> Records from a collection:
◇ ◇ ◇

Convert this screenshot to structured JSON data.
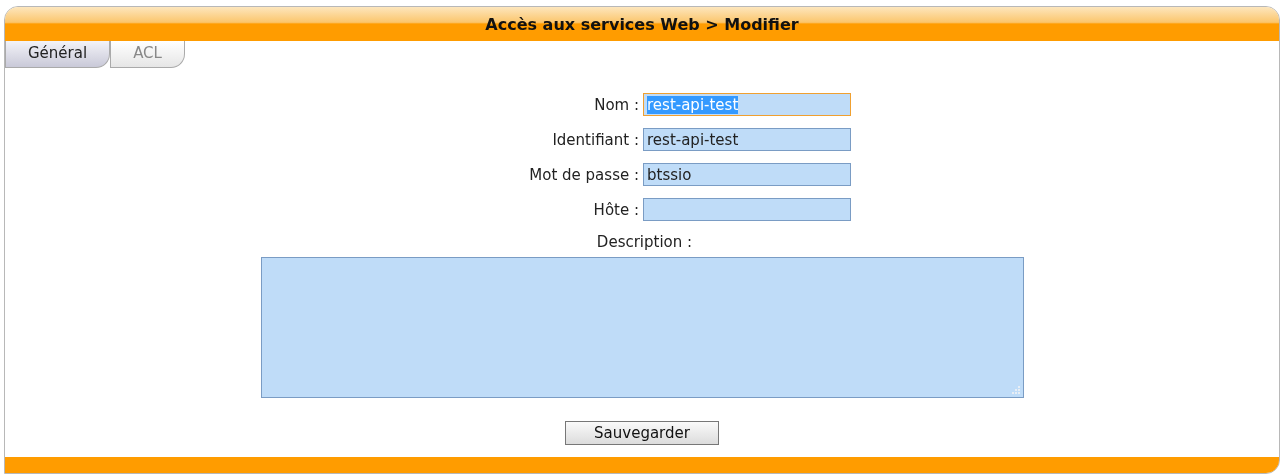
{
  "window": {
    "title": "Accès aux services Web > Modifier"
  },
  "tabs": [
    {
      "label": "Général",
      "selected": true
    },
    {
      "label": "ACL",
      "selected": false
    }
  ],
  "fields": [
    {
      "label": "Nom :",
      "value": "rest-api-test",
      "focused": true,
      "text_selected": true
    },
    {
      "label": "Identifiant :",
      "value": "rest-api-test",
      "focused": false,
      "text_selected": false
    },
    {
      "label": "Mot de passe :",
      "value": "btssio",
      "focused": false,
      "text_selected": false
    },
    {
      "label": "Hôte :",
      "focused": false
    }
  ],
  "description": {
    "label": "Description :"
  },
  "save_button": "Sauvegarder"
}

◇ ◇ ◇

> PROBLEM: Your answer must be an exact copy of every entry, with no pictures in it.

> RESULT OF THIS EXERCISE:
Convert this screenshot to structured JSON data.
{
  "window": {
    "title": "Accès aux services Web > Modifier"
  },
  "tabs": [
    {
      "label": "Général",
      "selected": true
    },
    {
      "label": "ACL",
      "selected": false
    }
  ],
  "fields": [
    {
      "label": "Nom :",
      "value": "rest-api-test",
      "focused": true,
      "text_selected": true
    },
    {
      "label": "Identifiant :",
      "value": "rest-api-test",
      "focused": false,
      "text_selected": false
    },
    {
      "label": "Mot de passe :",
      "value": "btssio",
      "focused": false,
      "text_selected": false
    },
    {
      "label": "Hôte :",
      "focused": false
    }
  ],
  "description": {
    "label": "Description :"
  },
  "save_button": "Sauvegarder"
}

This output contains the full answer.